Johnson’s performance is a revelation, playing Matt as sympathetic and isolated, but also with clear indications that he isn’t fully stable. Johnson recently wrote and directed the film-oriented conspiracy thriller Operation Avalanche and the TV series Nirvanna the Band the Show. Intimate, humorous, tragic, and disturbing, The Dirties is worth finding.

Entrance (2012)

Entrance is a horror film about isolation in the midst of friends, about the danger that hides itself in plain sight in society. Co-directed by male directors Dallas Richard Hallam and Patrick Horvath but written by Karen Gorham and Michelle Margolis, the film understands and sympathizes with the numerous indignities and fears that women quietly deal with on a daily basis.

The film about young Suzy navigating life in Los Angeles is a slow burn, building tiny clues into its naturalistic opening hour, only to blow up expectations in the spectacular single-take final act that codifies all of the nightmare possibilities into a terrifying reality. The film is not for everyone, but those who get its tone and style will be fully invested.

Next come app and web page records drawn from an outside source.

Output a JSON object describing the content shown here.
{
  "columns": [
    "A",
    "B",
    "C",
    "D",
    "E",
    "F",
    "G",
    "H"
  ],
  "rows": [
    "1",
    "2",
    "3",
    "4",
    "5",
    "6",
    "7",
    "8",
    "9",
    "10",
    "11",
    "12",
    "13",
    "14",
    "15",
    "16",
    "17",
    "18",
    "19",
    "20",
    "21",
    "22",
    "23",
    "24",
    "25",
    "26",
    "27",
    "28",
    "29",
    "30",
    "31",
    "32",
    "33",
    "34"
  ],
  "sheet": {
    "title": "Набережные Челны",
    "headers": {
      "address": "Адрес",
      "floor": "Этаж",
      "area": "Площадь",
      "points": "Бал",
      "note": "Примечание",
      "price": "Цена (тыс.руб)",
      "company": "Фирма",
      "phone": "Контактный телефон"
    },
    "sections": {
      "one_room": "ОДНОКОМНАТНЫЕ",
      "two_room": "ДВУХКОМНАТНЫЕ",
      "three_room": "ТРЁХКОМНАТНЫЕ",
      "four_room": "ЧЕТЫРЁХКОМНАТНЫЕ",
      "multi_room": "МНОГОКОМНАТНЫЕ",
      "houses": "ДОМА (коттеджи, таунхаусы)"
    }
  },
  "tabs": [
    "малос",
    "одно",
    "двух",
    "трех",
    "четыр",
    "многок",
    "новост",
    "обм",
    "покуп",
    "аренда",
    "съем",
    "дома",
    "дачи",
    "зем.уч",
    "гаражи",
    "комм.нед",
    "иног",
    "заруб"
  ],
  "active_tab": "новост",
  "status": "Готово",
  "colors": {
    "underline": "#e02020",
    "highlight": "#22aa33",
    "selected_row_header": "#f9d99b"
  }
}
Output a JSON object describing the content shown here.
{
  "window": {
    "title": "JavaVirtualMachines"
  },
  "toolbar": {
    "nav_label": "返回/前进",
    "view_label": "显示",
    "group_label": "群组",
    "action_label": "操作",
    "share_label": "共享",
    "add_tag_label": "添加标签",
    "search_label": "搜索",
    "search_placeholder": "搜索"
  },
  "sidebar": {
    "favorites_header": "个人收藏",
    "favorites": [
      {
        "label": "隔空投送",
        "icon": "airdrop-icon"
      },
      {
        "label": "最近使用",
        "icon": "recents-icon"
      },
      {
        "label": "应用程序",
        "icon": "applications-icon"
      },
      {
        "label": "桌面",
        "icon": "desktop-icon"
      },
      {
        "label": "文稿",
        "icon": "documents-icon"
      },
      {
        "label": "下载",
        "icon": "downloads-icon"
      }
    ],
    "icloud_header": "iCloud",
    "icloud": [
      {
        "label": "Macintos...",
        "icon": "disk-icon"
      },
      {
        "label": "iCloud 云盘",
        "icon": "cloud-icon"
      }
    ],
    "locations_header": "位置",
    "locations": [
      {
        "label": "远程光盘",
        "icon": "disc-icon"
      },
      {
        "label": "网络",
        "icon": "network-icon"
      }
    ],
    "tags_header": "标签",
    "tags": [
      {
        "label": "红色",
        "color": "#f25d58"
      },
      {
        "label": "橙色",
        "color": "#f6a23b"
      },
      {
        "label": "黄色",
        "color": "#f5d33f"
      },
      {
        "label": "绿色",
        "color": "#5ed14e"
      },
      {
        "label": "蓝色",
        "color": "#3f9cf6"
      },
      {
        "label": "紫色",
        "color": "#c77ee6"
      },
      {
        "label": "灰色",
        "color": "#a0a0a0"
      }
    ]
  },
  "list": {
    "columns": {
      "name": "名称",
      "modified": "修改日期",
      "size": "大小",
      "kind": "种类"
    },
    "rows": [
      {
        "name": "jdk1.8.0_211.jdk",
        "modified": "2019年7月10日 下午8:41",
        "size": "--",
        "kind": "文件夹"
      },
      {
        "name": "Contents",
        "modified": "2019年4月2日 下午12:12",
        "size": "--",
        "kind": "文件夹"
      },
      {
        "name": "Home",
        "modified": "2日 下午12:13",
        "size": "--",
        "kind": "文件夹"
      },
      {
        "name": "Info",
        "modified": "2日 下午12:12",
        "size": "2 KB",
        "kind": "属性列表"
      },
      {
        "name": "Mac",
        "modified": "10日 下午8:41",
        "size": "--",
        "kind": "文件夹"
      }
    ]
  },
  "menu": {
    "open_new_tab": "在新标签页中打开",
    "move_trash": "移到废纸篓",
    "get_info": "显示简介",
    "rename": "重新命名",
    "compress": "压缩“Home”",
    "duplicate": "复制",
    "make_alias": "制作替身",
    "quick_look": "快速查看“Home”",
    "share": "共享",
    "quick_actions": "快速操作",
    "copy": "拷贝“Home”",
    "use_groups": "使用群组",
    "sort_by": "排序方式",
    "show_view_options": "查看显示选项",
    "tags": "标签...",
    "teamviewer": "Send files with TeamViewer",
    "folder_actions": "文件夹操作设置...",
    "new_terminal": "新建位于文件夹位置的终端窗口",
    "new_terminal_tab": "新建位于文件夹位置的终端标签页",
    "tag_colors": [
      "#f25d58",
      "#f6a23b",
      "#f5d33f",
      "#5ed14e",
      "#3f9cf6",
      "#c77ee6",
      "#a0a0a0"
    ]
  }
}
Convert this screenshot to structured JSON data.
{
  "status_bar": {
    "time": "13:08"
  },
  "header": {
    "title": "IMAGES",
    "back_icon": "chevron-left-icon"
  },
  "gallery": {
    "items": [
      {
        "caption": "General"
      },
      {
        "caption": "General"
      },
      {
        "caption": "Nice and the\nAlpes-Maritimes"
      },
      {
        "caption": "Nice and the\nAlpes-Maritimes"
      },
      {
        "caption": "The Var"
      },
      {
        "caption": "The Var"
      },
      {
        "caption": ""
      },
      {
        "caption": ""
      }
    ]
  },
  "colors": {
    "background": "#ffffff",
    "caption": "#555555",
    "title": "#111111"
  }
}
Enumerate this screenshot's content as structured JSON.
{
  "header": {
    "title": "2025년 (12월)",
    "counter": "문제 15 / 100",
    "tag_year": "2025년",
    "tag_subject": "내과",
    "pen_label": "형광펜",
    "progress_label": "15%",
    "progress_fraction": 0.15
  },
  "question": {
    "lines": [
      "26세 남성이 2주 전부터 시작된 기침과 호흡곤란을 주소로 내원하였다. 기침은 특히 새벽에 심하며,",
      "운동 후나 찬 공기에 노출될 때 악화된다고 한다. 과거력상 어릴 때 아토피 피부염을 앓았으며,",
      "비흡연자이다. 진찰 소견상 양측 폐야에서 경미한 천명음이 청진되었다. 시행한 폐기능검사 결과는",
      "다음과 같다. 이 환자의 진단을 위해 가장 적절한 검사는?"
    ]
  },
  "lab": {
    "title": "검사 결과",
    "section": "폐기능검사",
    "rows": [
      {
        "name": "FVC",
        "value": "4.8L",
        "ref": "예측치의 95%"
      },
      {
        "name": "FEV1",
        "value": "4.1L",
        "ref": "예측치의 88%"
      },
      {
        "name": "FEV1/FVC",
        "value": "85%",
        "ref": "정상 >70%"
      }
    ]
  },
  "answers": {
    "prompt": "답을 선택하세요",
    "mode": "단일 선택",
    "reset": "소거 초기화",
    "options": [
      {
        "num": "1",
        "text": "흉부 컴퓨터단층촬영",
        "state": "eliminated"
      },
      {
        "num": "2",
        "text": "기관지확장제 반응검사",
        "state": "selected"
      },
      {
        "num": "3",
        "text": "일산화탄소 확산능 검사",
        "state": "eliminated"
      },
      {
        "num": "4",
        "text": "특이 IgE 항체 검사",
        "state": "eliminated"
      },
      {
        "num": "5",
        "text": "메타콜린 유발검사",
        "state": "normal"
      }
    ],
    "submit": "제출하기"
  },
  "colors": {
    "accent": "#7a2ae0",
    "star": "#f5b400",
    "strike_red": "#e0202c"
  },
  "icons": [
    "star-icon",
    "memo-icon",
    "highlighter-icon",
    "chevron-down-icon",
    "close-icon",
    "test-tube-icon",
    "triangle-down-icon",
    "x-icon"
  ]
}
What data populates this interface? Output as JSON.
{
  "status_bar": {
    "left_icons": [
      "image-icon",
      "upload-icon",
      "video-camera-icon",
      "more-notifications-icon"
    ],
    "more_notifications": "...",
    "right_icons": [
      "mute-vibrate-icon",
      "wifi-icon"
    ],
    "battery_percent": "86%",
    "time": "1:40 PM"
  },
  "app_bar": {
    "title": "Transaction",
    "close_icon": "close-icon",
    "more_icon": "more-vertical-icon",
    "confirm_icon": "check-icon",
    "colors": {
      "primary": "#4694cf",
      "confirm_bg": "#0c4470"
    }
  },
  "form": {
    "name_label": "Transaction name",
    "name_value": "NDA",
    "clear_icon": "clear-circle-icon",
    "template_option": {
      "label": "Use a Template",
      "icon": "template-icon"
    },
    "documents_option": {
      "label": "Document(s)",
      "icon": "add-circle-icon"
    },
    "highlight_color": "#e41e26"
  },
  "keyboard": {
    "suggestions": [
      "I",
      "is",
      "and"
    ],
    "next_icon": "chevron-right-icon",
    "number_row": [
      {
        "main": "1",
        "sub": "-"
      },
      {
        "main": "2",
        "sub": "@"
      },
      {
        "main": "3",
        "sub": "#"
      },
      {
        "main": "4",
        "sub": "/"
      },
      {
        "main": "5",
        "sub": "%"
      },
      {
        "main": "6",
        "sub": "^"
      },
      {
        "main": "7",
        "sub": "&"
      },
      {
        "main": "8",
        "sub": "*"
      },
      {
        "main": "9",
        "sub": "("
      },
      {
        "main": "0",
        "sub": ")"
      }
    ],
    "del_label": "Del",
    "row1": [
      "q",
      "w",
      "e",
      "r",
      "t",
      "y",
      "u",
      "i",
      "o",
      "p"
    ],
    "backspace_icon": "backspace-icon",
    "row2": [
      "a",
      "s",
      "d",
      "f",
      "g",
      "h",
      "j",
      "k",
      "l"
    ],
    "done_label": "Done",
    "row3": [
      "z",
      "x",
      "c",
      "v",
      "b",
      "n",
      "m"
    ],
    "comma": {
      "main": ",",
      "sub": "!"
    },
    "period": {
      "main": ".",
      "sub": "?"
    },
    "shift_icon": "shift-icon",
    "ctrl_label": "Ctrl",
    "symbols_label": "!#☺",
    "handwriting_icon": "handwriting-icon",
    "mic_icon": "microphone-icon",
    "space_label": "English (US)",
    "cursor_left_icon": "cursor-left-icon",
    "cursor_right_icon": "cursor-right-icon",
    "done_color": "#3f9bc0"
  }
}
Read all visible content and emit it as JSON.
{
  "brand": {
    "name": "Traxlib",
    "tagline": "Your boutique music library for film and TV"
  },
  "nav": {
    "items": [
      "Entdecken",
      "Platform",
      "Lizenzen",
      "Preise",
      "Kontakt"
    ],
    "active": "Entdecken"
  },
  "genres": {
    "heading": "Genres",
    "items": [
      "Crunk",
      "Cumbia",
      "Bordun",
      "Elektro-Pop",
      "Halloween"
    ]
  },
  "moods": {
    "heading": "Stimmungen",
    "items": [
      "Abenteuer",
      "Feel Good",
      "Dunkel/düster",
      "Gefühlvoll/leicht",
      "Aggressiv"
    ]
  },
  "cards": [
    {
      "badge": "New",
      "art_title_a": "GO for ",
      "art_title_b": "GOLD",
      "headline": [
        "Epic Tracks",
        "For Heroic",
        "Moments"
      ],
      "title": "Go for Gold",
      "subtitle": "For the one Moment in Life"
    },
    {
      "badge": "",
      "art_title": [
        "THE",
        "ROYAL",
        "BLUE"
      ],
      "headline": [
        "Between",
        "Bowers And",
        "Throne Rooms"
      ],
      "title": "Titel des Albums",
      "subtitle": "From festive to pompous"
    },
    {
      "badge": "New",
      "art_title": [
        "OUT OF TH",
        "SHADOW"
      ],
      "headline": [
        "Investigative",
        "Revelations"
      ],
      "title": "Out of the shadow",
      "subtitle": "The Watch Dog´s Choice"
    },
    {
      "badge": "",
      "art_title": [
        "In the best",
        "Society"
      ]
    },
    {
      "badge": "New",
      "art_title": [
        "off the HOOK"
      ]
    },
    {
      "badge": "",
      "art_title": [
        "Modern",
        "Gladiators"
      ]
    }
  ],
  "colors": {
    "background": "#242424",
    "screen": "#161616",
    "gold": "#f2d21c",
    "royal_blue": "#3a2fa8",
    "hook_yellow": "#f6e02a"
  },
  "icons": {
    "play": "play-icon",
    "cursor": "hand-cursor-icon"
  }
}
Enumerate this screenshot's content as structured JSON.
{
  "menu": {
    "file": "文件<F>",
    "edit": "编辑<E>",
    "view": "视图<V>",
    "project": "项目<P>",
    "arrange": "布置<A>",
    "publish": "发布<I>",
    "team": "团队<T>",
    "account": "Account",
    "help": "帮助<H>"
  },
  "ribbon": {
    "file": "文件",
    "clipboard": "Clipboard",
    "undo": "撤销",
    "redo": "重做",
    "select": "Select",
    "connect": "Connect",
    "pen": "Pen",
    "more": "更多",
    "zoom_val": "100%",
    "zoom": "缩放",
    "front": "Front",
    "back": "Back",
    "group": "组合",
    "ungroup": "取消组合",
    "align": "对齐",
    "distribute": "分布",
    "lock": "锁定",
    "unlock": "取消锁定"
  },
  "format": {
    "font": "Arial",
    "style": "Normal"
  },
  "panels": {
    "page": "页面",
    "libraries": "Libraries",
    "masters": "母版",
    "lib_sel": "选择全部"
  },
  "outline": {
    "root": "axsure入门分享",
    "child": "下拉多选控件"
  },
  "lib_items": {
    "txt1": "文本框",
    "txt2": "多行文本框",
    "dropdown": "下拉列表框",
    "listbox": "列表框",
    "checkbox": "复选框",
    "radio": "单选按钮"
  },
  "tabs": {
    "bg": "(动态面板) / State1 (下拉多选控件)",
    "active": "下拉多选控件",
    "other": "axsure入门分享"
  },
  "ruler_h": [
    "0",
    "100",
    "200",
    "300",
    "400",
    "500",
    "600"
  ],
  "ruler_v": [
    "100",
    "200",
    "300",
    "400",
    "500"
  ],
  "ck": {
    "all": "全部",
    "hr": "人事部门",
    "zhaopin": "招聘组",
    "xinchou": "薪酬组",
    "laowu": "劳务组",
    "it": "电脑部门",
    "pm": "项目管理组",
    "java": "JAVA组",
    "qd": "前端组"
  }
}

Good Neighbours (2010)

Clever and nasty with twists to spare, Good Neighbours is a Canadian horror-thriller that has Hitchcockian suspense with added violence and sexuality that Hitchcock didn’t live long enough to be able to utilize in his work. In the film’s plot, a serial killer terrorizes a Canadian neighborhood, and two neighbors begin to wonder about the new guy who just moved in.

The cast is fantastic, in particular the central trio of Jay Baruchel, Emily Hampshire, and Scott Speedman. Actor Jacob Tierney gets behind the camera for this film and gets the most of his excellent cast and the source material, Chrystine Brouillet’s novel Chère voisine. The film is worth tracking down and watching with a group of like-minded friends and movie watchers.